"Technically pure, slightly jaded, no-nonsense and honest with stellar storytelling for the every-man." The Far West came together in early 2010, each member having left other bands to pursue a unique sound they weren't getting elsewhere. Singer Lee Briante posted a late night craigslist ad that consisted of nothing more then the text  'looking to do something like this'.  and a Waylon Jennings video.   Texas born Robert Black responded within minutes and The Far West was born. Chicago native Aaron Bakker soon joined the band bringing his exceptional guitar playing to the lineup. With Michael Whiteside on piano & keys and Brian Bachman on drums, the line up was solidified.

Before long the band partnered with respected booking agent Mongrel Music, and have been consistently growing and selling out shows in the West ever since. The Far West have been gigging all across Southern California and the southwest at places like El Rey, The Troubadour The Echo, The Satellite, Pappy & Harriets, Hotel Cafe, Cowboy Palace Saloon, The Great American Music Hall and  across the US.  They've been winning accolades all along the line from bands, critics and DJ's alike.  The Far West has opened sold out shows for JD McPherson, Nick 13, Dave & Phil Alvin, Big Sandy & The Fly-Rite Boys and Eilen Jewell.

In February 2014 the band released their 2nd album Any Day Now on Medina River records.  Their second album with producer Colin McLean.
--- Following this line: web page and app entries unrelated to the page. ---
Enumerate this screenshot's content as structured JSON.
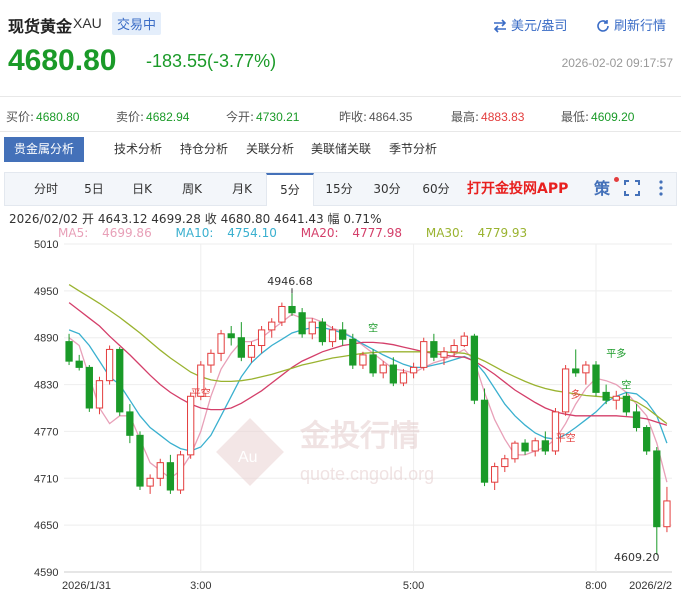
{
  "header": {
    "name": "现货黄金",
    "code": "XAU",
    "status": "交易中",
    "currency_link": "美元/盎司",
    "refresh_link": "刷新行情"
  },
  "quote": {
    "price": "4680.80",
    "change": "-183.55(-3.77%)",
    "time": "2026-02-02 09:17:57"
  },
  "stats": [
    {
      "label": "买价:",
      "value": "4680.80",
      "tone": "green"
    },
    {
      "label": "卖价:",
      "value": "4682.94",
      "tone": "green"
    },
    {
      "label": "今开:",
      "value": "4730.21",
      "tone": "green"
    },
    {
      "label": "昨收:",
      "value": "4864.35",
      "tone": "plain"
    },
    {
      "label": "最高:",
      "value": "4883.83",
      "tone": "red"
    },
    {
      "label": "最低:",
      "value": "4609.20",
      "tone": "green"
    }
  ],
  "tabs": [
    "贵金属分析",
    "技术分析",
    "持仓分析",
    "关联分析",
    "美联储关联",
    "季节分析"
  ],
  "periods": [
    "分时",
    "5日",
    "日K",
    "周K",
    "月K",
    "5分",
    "15分",
    "30分",
    "60分"
  ],
  "active_period": "5分",
  "app_link": "打开金投网APP",
  "strategy_icon": "策",
  "icons": {
    "fullscreen": "fullscreen-icon",
    "more": "more-icon",
    "currency": "swap-icon",
    "refresh": "refresh-icon"
  },
  "bar_info": {
    "date": "2026/02/02",
    "open_label": "开",
    "open": "4643.12",
    "high": "4699.28",
    "close_label": "收",
    "close": "4680.80",
    "low": "4641.43",
    "amp_label": "幅",
    "amp": "0.71%"
  },
  "ma_info": [
    {
      "label": "MA5:",
      "value": "4699.86",
      "color": "#e8a0b8"
    },
    {
      "label": "MA10:",
      "value": "4754.10",
      "color": "#3ab0cf"
    },
    {
      "label": "MA20:",
      "value": "4777.98",
      "color": "#d43f6a"
    },
    {
      "label": "MA30:",
      "value": "4779.93",
      "color": "#9ab330"
    }
  ],
  "colors": {
    "up": "#e33d3d",
    "down": "#1a9a28",
    "accent": "#4471b9"
  },
  "watermark": {
    "text": "金投行情",
    "url": "quote.cngold.org",
    "logo": "Au"
  },
  "chart_data": {
    "type": "candlestick",
    "y_ticks": [
      4590,
      4650,
      4710,
      4770,
      4830,
      4890,
      4950,
      5010
    ],
    "ylim": [
      4590,
      5010
    ],
    "x_labels": [
      "2026/1/31",
      "3:00",
      "5:00",
      "8:00",
      "2026/2/2"
    ],
    "annotations": [
      {
        "text": "4946.68",
        "kind": "high"
      },
      {
        "text": "4609.20",
        "kind": "low"
      },
      {
        "text": "平空",
        "color": "#e33d3d"
      },
      {
        "text": "空",
        "color": "#1a9a28"
      },
      {
        "text": "多",
        "color": "#e33d3d"
      },
      {
        "text": "平空",
        "color": "#e33d3d"
      },
      {
        "text": "平多",
        "color": "#1a9a28"
      },
      {
        "text": "空",
        "color": "#1a9a28"
      }
    ],
    "candles": [
      [
        4885,
        4895,
        4855,
        4860
      ],
      [
        4860,
        4868,
        4848,
        4852
      ],
      [
        4852,
        4855,
        4795,
        4800
      ],
      [
        4800,
        4840,
        4792,
        4835
      ],
      [
        4835,
        4880,
        4830,
        4875
      ],
      [
        4875,
        4878,
        4790,
        4795
      ],
      [
        4795,
        4805,
        4755,
        4765
      ],
      [
        4765,
        4770,
        4695,
        4700
      ],
      [
        4700,
        4715,
        4690,
        4710
      ],
      [
        4710,
        4735,
        4700,
        4730
      ],
      [
        4730,
        4740,
        4690,
        4695
      ],
      [
        4695,
        4745,
        4690,
        4740
      ],
      [
        4740,
        4820,
        4735,
        4815
      ],
      [
        4815,
        4860,
        4810,
        4855
      ],
      [
        4855,
        4875,
        4845,
        4870
      ],
      [
        4870,
        4900,
        4860,
        4895
      ],
      [
        4895,
        4905,
        4880,
        4890
      ],
      [
        4890,
        4910,
        4860,
        4865
      ],
      [
        4865,
        4885,
        4858,
        4880
      ],
      [
        4880,
        4905,
        4870,
        4900
      ],
      [
        4900,
        4915,
        4890,
        4910
      ],
      [
        4910,
        4935,
        4905,
        4930
      ],
      [
        4930,
        4947,
        4918,
        4922
      ],
      [
        4922,
        4928,
        4890,
        4895
      ],
      [
        4895,
        4915,
        4888,
        4910
      ],
      [
        4910,
        4915,
        4880,
        4885
      ],
      [
        4885,
        4905,
        4878,
        4900
      ],
      [
        4900,
        4910,
        4880,
        4888
      ],
      [
        4888,
        4895,
        4850,
        4855
      ],
      [
        4855,
        4872,
        4850,
        4868
      ],
      [
        4868,
        4875,
        4840,
        4845
      ],
      [
        4845,
        4860,
        4838,
        4855
      ],
      [
        4855,
        4865,
        4828,
        4832
      ],
      [
        4832,
        4850,
        4828,
        4845
      ],
      [
        4845,
        4858,
        4838,
        4852
      ],
      [
        4852,
        4890,
        4848,
        4885
      ],
      [
        4885,
        4895,
        4860,
        4865
      ],
      [
        4865,
        4878,
        4855,
        4872
      ],
      [
        4872,
        4888,
        4866,
        4880
      ],
      [
        4880,
        4897,
        4878,
        4892
      ],
      [
        4892,
        4895,
        4805,
        4810
      ],
      [
        4810,
        4825,
        4700,
        4705
      ],
      [
        4705,
        4730,
        4695,
        4725
      ],
      [
        4725,
        4740,
        4718,
        4735
      ],
      [
        4735,
        4758,
        4730,
        4755
      ],
      [
        4755,
        4760,
        4740,
        4745
      ],
      [
        4745,
        4762,
        4738,
        4758
      ],
      [
        4758,
        4770,
        4740,
        4745
      ],
      [
        4745,
        4800,
        4740,
        4795
      ],
      [
        4795,
        4855,
        4790,
        4850
      ],
      [
        4850,
        4875,
        4840,
        4845
      ],
      [
        4845,
        4860,
        4830,
        4855
      ],
      [
        4855,
        4860,
        4815,
        4820
      ],
      [
        4820,
        4830,
        4805,
        4810
      ],
      [
        4810,
        4822,
        4798,
        4815
      ],
      [
        4815,
        4820,
        4790,
        4795
      ],
      [
        4795,
        4805,
        4770,
        4775
      ],
      [
        4775,
        4778,
        4740,
        4745
      ],
      [
        4745,
        4750,
        4612,
        4648
      ],
      [
        4648,
        4699,
        4641,
        4681
      ]
    ],
    "ma": {
      "MA5": [
        4890,
        4880,
        4840,
        4800,
        4780,
        4790,
        4790,
        4760,
        4730,
        4720,
        4710,
        4720,
        4740,
        4770,
        4815,
        4850,
        4870,
        4885,
        4885,
        4890,
        4900,
        4910,
        4920,
        4915,
        4915,
        4910,
        4902,
        4898,
        4890,
        4880,
        4870,
        4860,
        4850,
        4848,
        4845,
        4852,
        4858,
        4862,
        4868,
        4875,
        4860,
        4820,
        4785,
        4760,
        4740,
        4740,
        4745,
        4750,
        4760,
        4780,
        4805,
        4825,
        4838,
        4835,
        4830,
        4820,
        4805,
        4790,
        4755,
        4705
      ],
      "MA10": [
        4900,
        4895,
        4880,
        4860,
        4840,
        4830,
        4810,
        4790,
        4775,
        4765,
        4755,
        4748,
        4745,
        4750,
        4765,
        4790,
        4815,
        4840,
        4858,
        4870,
        4880,
        4888,
        4896,
        4900,
        4903,
        4903,
        4900,
        4896,
        4890,
        4882,
        4875,
        4868,
        4862,
        4856,
        4852,
        4852,
        4855,
        4858,
        4862,
        4866,
        4860,
        4845,
        4825,
        4805,
        4790,
        4778,
        4768,
        4762,
        4760,
        4766,
        4775,
        4785,
        4795,
        4808,
        4815,
        4820,
        4818,
        4808,
        4790,
        4755
      ],
      "MA20": [
        4935,
        4925,
        4915,
        4905,
        4892,
        4880,
        4868,
        4855,
        4842,
        4830,
        4820,
        4812,
        4805,
        4800,
        4798,
        4798,
        4800,
        4806,
        4814,
        4822,
        4832,
        4842,
        4852,
        4860,
        4866,
        4872,
        4876,
        4880,
        4882,
        4884,
        4884,
        4883,
        4881,
        4878,
        4875,
        4872,
        4870,
        4868,
        4866,
        4865,
        4860,
        4852,
        4843,
        4833,
        4823,
        4815,
        4807,
        4800,
        4795,
        4792,
        4790,
        4790,
        4790,
        4790,
        4790,
        4789,
        4788,
        4786,
        4782,
        4778
      ],
      "MA30": [
        4958,
        4950,
        4942,
        4934,
        4925,
        4916,
        4906,
        4896,
        4885,
        4874,
        4864,
        4855,
        4846,
        4840,
        4836,
        4834,
        4834,
        4835,
        4837,
        4840,
        4843,
        4847,
        4851,
        4855,
        4858,
        4861,
        4864,
        4866,
        4868,
        4870,
        4871,
        4872,
        4872,
        4872,
        4872,
        4872,
        4872,
        4872,
        4871,
        4870,
        4866,
        4860,
        4853,
        4846,
        4840,
        4834,
        4829,
        4825,
        4822,
        4820,
        4818,
        4816,
        4815,
        4814,
        4813,
        4812,
        4808,
        4800,
        4790,
        4780
      ]
    }
  }
}
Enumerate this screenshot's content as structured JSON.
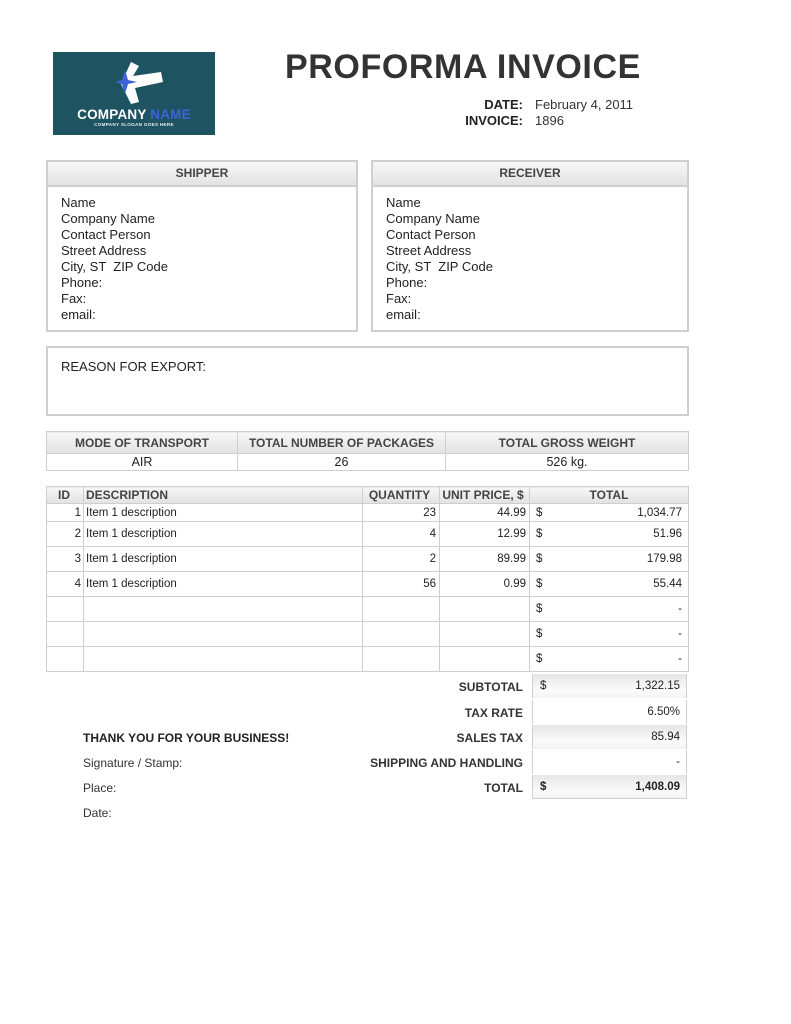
{
  "logo": {
    "company_name_main": "COMPANY",
    "company_name_accent": "NAME",
    "slogan": "COMPANY SLOGAN GOES HERE",
    "background_color": "#1e5361",
    "accent_color": "#3d63d6",
    "icon": "arrow-left-logo-icon"
  },
  "header": {
    "title": "PROFORMA INVOICE",
    "date_label": "DATE:",
    "date_value": "February 4, 2011",
    "invoice_label": "INVOICE:",
    "invoice_value": "1896"
  },
  "shipper": {
    "title": "SHIPPER",
    "lines": [
      "Name",
      "Company Name",
      "Contact Person",
      "Street Address",
      "City, ST  ZIP Code",
      "Phone:",
      "Fax:",
      "email:"
    ]
  },
  "receiver": {
    "title": "RECEIVER",
    "lines": [
      "Name",
      "Company Name",
      "Contact Person",
      "Street Address",
      "City, ST  ZIP Code",
      "Phone:",
      "Fax:",
      "email:"
    ]
  },
  "reason": {
    "label": "REASON FOR EXPORT:"
  },
  "transport": {
    "headers": [
      "MODE OF TRANSPORT",
      "TOTAL NUMBER OF PACKAGES",
      "TOTAL GROSS WEIGHT"
    ],
    "values": [
      "AIR",
      "26",
      "526 kg."
    ]
  },
  "items": {
    "headers": {
      "id": "ID",
      "description": "DESCRIPTION",
      "quantity": "QUANTITY",
      "unit_price": "UNIT PRICE, $",
      "total": "TOTAL"
    },
    "rows": [
      {
        "id": "1",
        "description": "Item 1 description",
        "quantity": "23",
        "unit_price": "44.99",
        "currency": "$",
        "total": "1,034.77"
      },
      {
        "id": "2",
        "description": "Item 1 description",
        "quantity": "4",
        "unit_price": "12.99",
        "currency": "$",
        "total": "51.96"
      },
      {
        "id": "3",
        "description": "Item 1 description",
        "quantity": "2",
        "unit_price": "89.99",
        "currency": "$",
        "total": "179.98"
      },
      {
        "id": "4",
        "description": "Item 1 description",
        "quantity": "56",
        "unit_price": "0.99",
        "currency": "$",
        "total": "55.44"
      },
      {
        "id": "",
        "description": "",
        "quantity": "",
        "unit_price": "",
        "currency": "$",
        "total": "-"
      },
      {
        "id": "",
        "description": "",
        "quantity": "",
        "unit_price": "",
        "currency": "$",
        "total": "-"
      },
      {
        "id": "",
        "description": "",
        "quantity": "",
        "unit_price": "",
        "currency": "$",
        "total": "-"
      }
    ]
  },
  "summary": {
    "subtotal_label": "SUBTOTAL",
    "subtotal_currency": "$",
    "subtotal_value": "1,322.15",
    "tax_rate_label": "TAX RATE",
    "tax_rate_value": "6.50%",
    "sales_tax_label": "SALES TAX",
    "sales_tax_value": "85.94",
    "shipping_label": "SHIPPING AND HANDLING",
    "shipping_value": "-",
    "total_label": "TOTAL",
    "total_currency": "$",
    "total_value": "1,408.09"
  },
  "footer": {
    "thanks": "THANK YOU FOR YOUR BUSINESS!",
    "signature_label": "Signature / Stamp:",
    "place_label": "Place:",
    "date_label": "Date:"
  }
}
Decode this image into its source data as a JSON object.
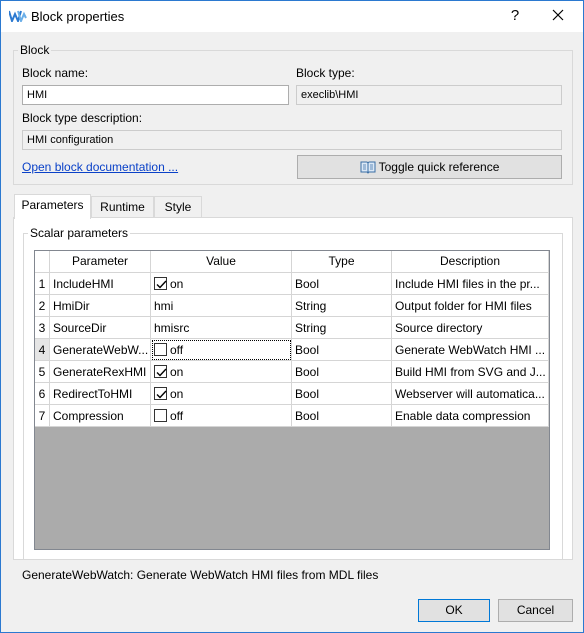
{
  "window": {
    "title": "Block properties",
    "help_label": "?",
    "close_label": "✕"
  },
  "block": {
    "group_label": "Block",
    "name_label": "Block name:",
    "name_value": "HMI",
    "type_label": "Block type:",
    "type_value": "execlib\\HMI",
    "description_label": "Block type description:",
    "description_value": "HMI configuration",
    "doc_link": "Open block documentation ...",
    "quick_ref_button": "Toggle quick reference",
    "quick_ref_icon": "book-icon"
  },
  "tabs": [
    {
      "label": "Parameters",
      "active": true
    },
    {
      "label": "Runtime",
      "active": false
    },
    {
      "label": "Style",
      "active": false
    }
  ],
  "scalar": {
    "group_label": "Scalar parameters",
    "columns": [
      "Parameter",
      "Value",
      "Type",
      "Description"
    ],
    "rows": [
      {
        "num": "1",
        "param": "IncludeHMI",
        "checkbox": true,
        "checked": true,
        "value": "on",
        "type": "Bool",
        "desc": "Include HMI files in the pr..."
      },
      {
        "num": "2",
        "param": "HmiDir",
        "checkbox": false,
        "checked": false,
        "value": "hmi",
        "type": "String",
        "desc": "Output folder for HMI files"
      },
      {
        "num": "3",
        "param": "SourceDir",
        "checkbox": false,
        "checked": false,
        "value": "hmisrc",
        "type": "String",
        "desc": "Source directory"
      },
      {
        "num": "4",
        "param": "GenerateWebW...",
        "checkbox": true,
        "checked": false,
        "value": "off",
        "type": "Bool",
        "desc": "Generate WebWatch HMI ..."
      },
      {
        "num": "5",
        "param": "GenerateRexHMI",
        "checkbox": true,
        "checked": true,
        "value": "on",
        "type": "Bool",
        "desc": "Build HMI from SVG and J..."
      },
      {
        "num": "6",
        "param": "RedirectToHMI",
        "checkbox": true,
        "checked": true,
        "value": "on",
        "type": "Bool",
        "desc": "Webserver will automatica..."
      },
      {
        "num": "7",
        "param": "Compression",
        "checkbox": true,
        "checked": false,
        "value": "off",
        "type": "Bool",
        "desc": "Enable data compression"
      }
    ]
  },
  "status_text": "GenerateWebWatch: Generate WebWatch HMI files from MDL files",
  "buttons": {
    "ok": "OK",
    "cancel": "Cancel"
  },
  "colors": {
    "accent": "#2b79d0",
    "link": "#0a41c8"
  }
}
He recorded their first album at an American Legion Post while the bar was open for business – and, in keeping with his interest in using unusual spaces, recorded Any Day Now in a vintage hot rod repair shop. Like their debut effort, this new album has been receiving rave reviews from everyone who hears it, proving that The Far West have something special.

The band is currently working with Little Brother Music Publishing, Two Dog Media, Medina River Records and Mongrel Music Booking.


Band Members